Alternatively, click the notification to open the screenshot in the new Windows 10 Snip & Sketch app. Here you can perform basic markup on the screenshot, such as drawing on it and cropping. Once you’re done, you can use the buttons on the bottom toolbar copy the modified version to your clipboard or save it as a file.
Notably, if you open the menu next to New in the Snip & Sketch app, you can take a delayed screenshot. This lets you easily capture tooltip menus that disappear when trying to take a normal shot.
If you like this method and want to make it more accessible, you can replace the default PrtSc behavior with Snip & Sketch’s functionality. Head to Settings > Ease of Access > Keyboard and enable Use the PrtScn button to open screen snipping. You may need to reboot your PC before this takes effect.
How to Take Windows Screenshots Using the Snipping Tool
The Snipping Tool is available in Windows 7 and newer. On Windows 10, it’s pretty similar to Snip & Sketch, but since the latter has a few extra features, we recommend using that. However, on Windows 7 and Windows 8, the Snipping Tool is the best built-in way to take screenshots.
To access it, just search for Snipping Tool using the Start menu or Start screen. Once it’s open, select the New dropdown to choose the mode (they’re identical to the four mentioned above) and take a screenshot.
After you’ve captured a screenshot, it will open in the Snipping Tool editor. This provides a few basic markup tools and allows you to save or copy the modified image. Windows 8 and earlier do not include the delayed screenshot function in the Snipping Tool.
How to Print to PDF in Windows

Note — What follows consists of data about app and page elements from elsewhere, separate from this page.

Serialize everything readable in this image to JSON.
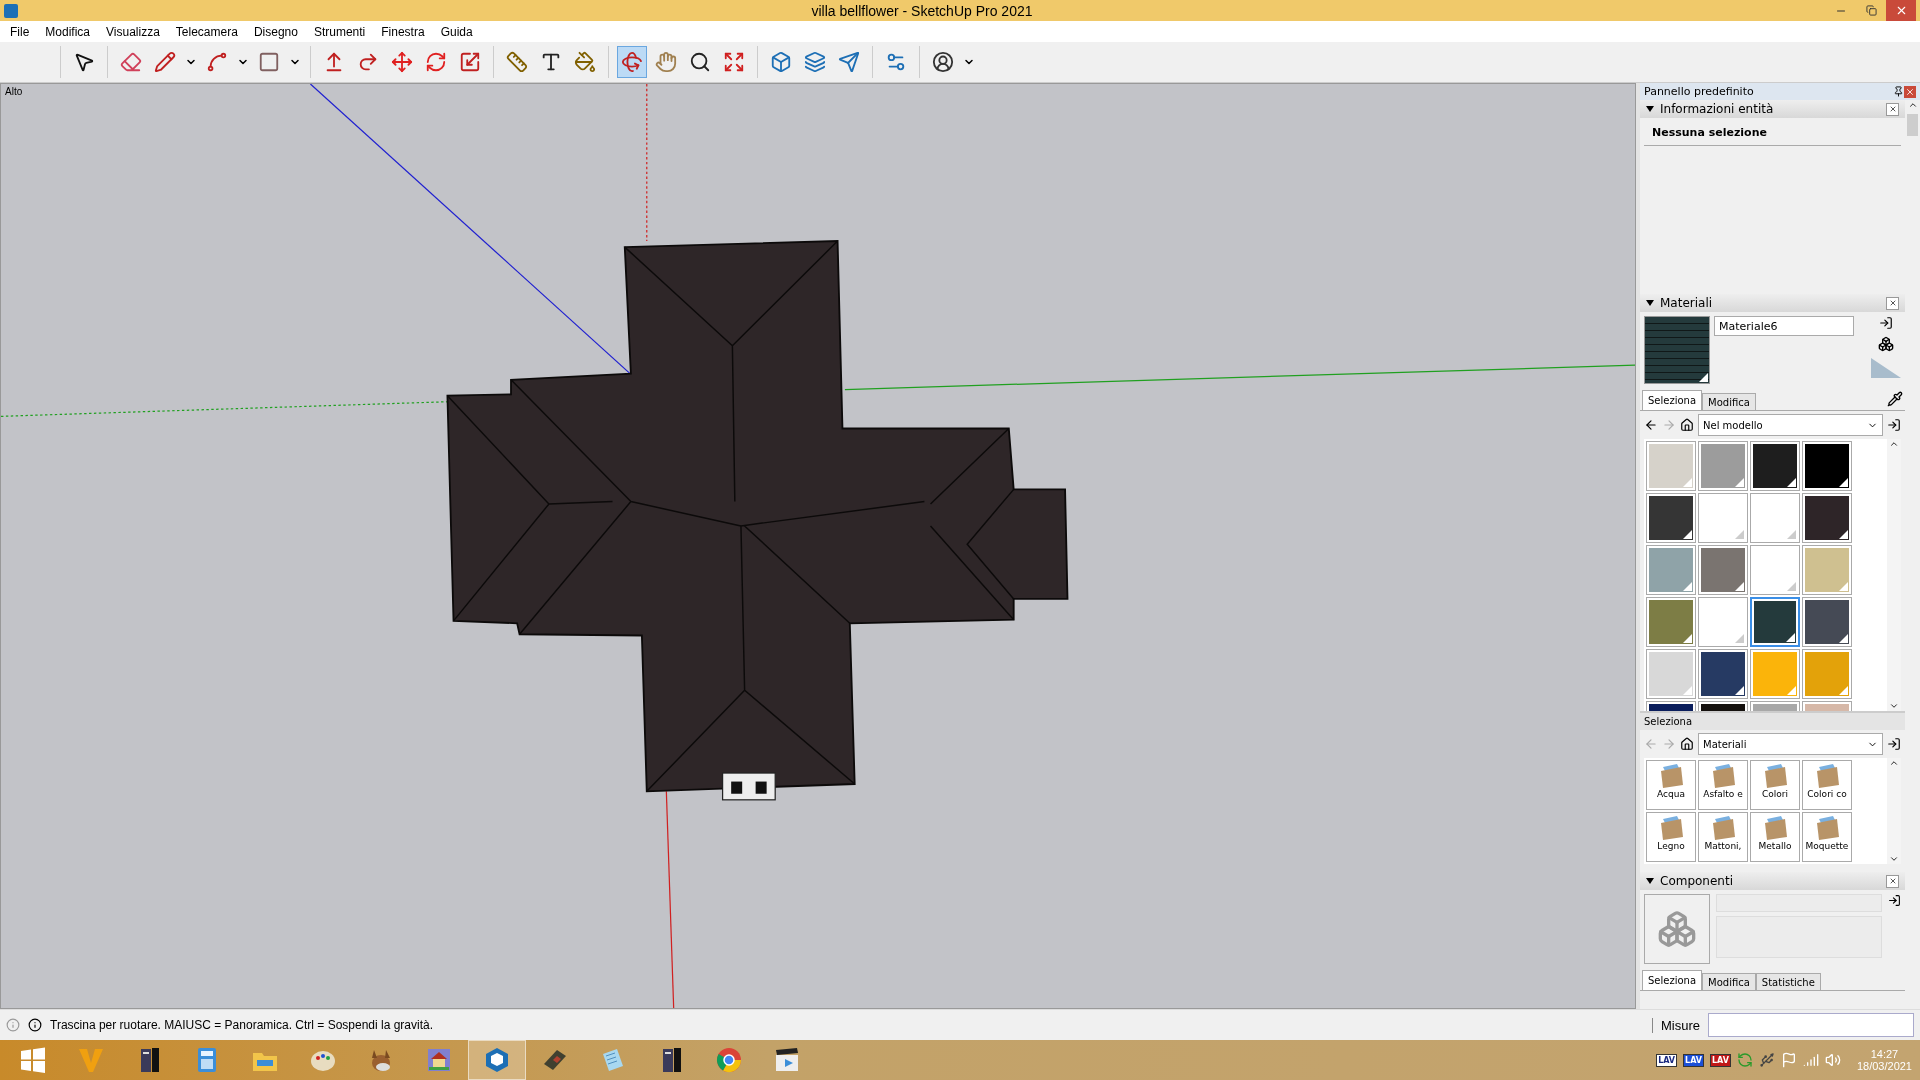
{
  "window": {
    "title": "villa bellflower - SketchUp Pro 2021"
  },
  "menu": [
    "File",
    "Modifica",
    "Visualizza",
    "Telecamera",
    "Disegno",
    "Strumenti",
    "Finestra",
    "Guida"
  ],
  "toolbar": [
    [
      {
        "kind": "select",
        "selected": false,
        "dropdown": false
      }
    ],
    [
      {
        "kind": "eraser",
        "selected": false,
        "dropdown": false
      },
      {
        "kind": "pencil",
        "selected": false,
        "dropdown": true
      },
      {
        "kind": "arc",
        "selected": false,
        "dropdown": true
      },
      {
        "kind": "rectangle",
        "selected": false,
        "dropdown": true
      }
    ],
    [
      {
        "kind": "pushpull",
        "selected": false,
        "dropdown": false
      },
      {
        "kind": "followme",
        "selected": false,
        "dropdown": false
      },
      {
        "kind": "move",
        "selected": false,
        "dropdown": false
      },
      {
        "kind": "rotate",
        "selected": false,
        "dropdown": false
      },
      {
        "kind": "scale",
        "selected": false,
        "dropdown": false
      }
    ],
    [
      {
        "kind": "tape",
        "selected": false,
        "dropdown": false
      },
      {
        "kind": "text",
        "selected": false,
        "dropdown": false
      },
      {
        "kind": "paint",
        "selected": false,
        "dropdown": false
      }
    ],
    [
      {
        "kind": "orbit",
        "selected": true,
        "dropdown": false
      },
      {
        "kind": "pan",
        "selected": false,
        "dropdown": false
      },
      {
        "kind": "zoom",
        "selected": false,
        "dropdown": false
      },
      {
        "kind": "extents",
        "selected": false,
        "dropdown": false
      }
    ],
    [
      {
        "kind": "warehouse",
        "selected": false,
        "dropdown": false
      },
      {
        "kind": "extensions",
        "selected": false,
        "dropdown": false
      },
      {
        "kind": "layout",
        "selected": false,
        "dropdown": false
      }
    ],
    [
      {
        "kind": "manager",
        "selected": false,
        "dropdown": false
      }
    ],
    [
      {
        "kind": "account",
        "selected": false,
        "dropdown": true
      }
    ]
  ],
  "viewport": {
    "view_label": "Alto"
  },
  "panel": {
    "title": "Pannello predefinito"
  },
  "entity_info": {
    "title": "Informazioni entità",
    "expanded": true,
    "selection": "Nessuna selezione"
  },
  "materials": {
    "title": "Materiali",
    "expanded": true,
    "name": "Materiale6",
    "tabs": [
      {
        "label": "Seleziona",
        "selected": true
      },
      {
        "label": "Modifica",
        "selected": false
      }
    ],
    "collection": "Nel modello",
    "swatches": [
      {
        "color": "#d6d2ca",
        "selected": false
      },
      {
        "color": "#9c9c9c",
        "selected": false
      },
      {
        "color": "#1e1e1e",
        "selected": false
      },
      {
        "color": "#000000",
        "selected": false
      },
      {
        "color": "#353535",
        "selected": false
      },
      {
        "color": "#ffffff",
        "selected": false
      },
      {
        "color": "#ffffff",
        "selected": false
      },
      {
        "color": "#2e2528",
        "selected": false
      },
      {
        "color": "#8fa3a8",
        "selected": false
      },
      {
        "color": "#7a7470",
        "selected": false
      },
      {
        "color": "#ffffff",
        "selected": false
      },
      {
        "color": "#cfc090",
        "selected": false
      },
      {
        "color": "#7d7d45",
        "selected": false
      },
      {
        "color": "#ffffff",
        "selected": false
      },
      {
        "color": "#243a3c",
        "selected": true
      },
      {
        "color": "#454a55",
        "selected": false
      },
      {
        "color": "#d8d8d8",
        "selected": false
      },
      {
        "color": "#263a63",
        "selected": false
      },
      {
        "color": "#fbb40a",
        "selected": false
      },
      {
        "color": "#e3a20a",
        "selected": false
      },
      {
        "color": "#0b1e5c",
        "selected": false
      },
      {
        "color": "#15110e",
        "selected": false
      },
      {
        "color": "#a8a8a8",
        "selected": false
      },
      {
        "color": "#d6b8a8",
        "selected": false
      }
    ],
    "browser_label": "Seleziona",
    "browser_collection": "Materiali",
    "folders": [
      "Acqua",
      "Asfalto e",
      "Colori",
      "Colori co",
      "Legno",
      "Mattoni,",
      "Metallo",
      "Moquette"
    ]
  },
  "components": {
    "title": "Componenti",
    "expanded": true,
    "tabs": [
      {
        "label": "Seleziona",
        "selected": true
      },
      {
        "label": "Modifica",
        "selected": false
      },
      {
        "label": "Statistiche",
        "selected": false
      }
    ]
  },
  "status_bar": {
    "hint": "Trascina per ruotare. MAIUSC = Panoramica. Ctrl = Sospendi la gravità.",
    "measure_label": "Misure"
  },
  "taskbar": {
    "apps": [
      {
        "kind": "start",
        "selected": false
      },
      {
        "kind": "v",
        "selected": false
      },
      {
        "kind": "tower",
        "selected": false
      },
      {
        "kind": "calculator",
        "selected": false
      },
      {
        "kind": "folder",
        "selected": false
      },
      {
        "kind": "palette",
        "selected": false
      },
      {
        "kind": "donkey",
        "selected": false
      },
      {
        "kind": "house",
        "selected": false
      },
      {
        "kind": "sketch",
        "selected": true
      },
      {
        "kind": "book",
        "selected": false
      },
      {
        "kind": "notepad",
        "selected": false
      },
      {
        "kind": "tower",
        "selected": false
      },
      {
        "kind": "browser",
        "selected": false
      },
      {
        "kind": "video",
        "selected": false
      }
    ],
    "tray": [
      {
        "kind": "badge",
        "label": "LAV",
        "color": "#ffffff"
      },
      {
        "kind": "badge",
        "label": "LAV",
        "color": "#1b4fd8"
      },
      {
        "kind": "badge",
        "label": "LAV",
        "color": "#c01818"
      },
      {
        "kind": "sync"
      },
      {
        "kind": "usb"
      },
      {
        "kind": "flag"
      },
      {
        "kind": "signal"
      },
      {
        "kind": "volume"
      }
    ],
    "time": "14:27",
    "date": "18/03/2021"
  }
}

While printing a file or webpage to PDF isn’t quite the same as taking a screenshot, it can be useful in some circumstances. For instance, if you want to capture a large page without stitching screenshots together, or need to send someone a PDF and want to do it in one step, this method is handy.
In Windows 10, there’s a built-in option to print to PDF. Simply go to File > Print (or use the keyboard shortcut Ctrl + P) to open the printing dialog in the app you’re using. When you see the list of available printers, select Microsoft Print to PDF.
Now, when you hit Print, instead of physically printing a page, you’ll get a prompt to save a PDF file.
If you’re on Windows 8 or earlier, you won’t see the built-in Microsoft Print to PDF option. Instead, you can install a free third-party tool like CutePDF. Watch out for third-party junkware while installing it.
Once installed, it functions in the same way as the Windows 10 method—just select it from the list of printers to create a new PDF.
While it’s a great option to have, printing to PDF isn’t always ideal. Often, when you capture a webpage as a PDF, it will have issues like misaligned text. Thus, screenshots are the best way to capture information exactly as it appears on your screen.
Using Third-Party Screenshot Tools
We’ve looked at all the ways Windows lets you capture screenshots without installing anything extra. However, anyone who regularly takes screenshots should look at using a dedicated tool for the job.
These provide much more utility, including features like:
- Powerful editors for adding common elements like arrows, text, boxes, and obfuscation
- Quick sharing to various apps and locations, like cloud storage
- A variety of keyboard shortcuts for its various functions
Professional tools like Snagit have even more advanced functions, including scrolling screenshots that can capture the entire length of a page. However, Snagit isn’t cheap, and most home users don’t need it.
We’ve looked at the best screenshot tools for Windows, so review that list to find the right one for you.
Grabbing Windows Screenshots With Ease
Now you know the many ways to capture screenshots in Windows. The best options are available in Windows 10, but those still on Windows 7 or Windows 8 have ways to do this too.
If you take a lot of screenshots for reference, you should know how to take screenshots that are easily searchable.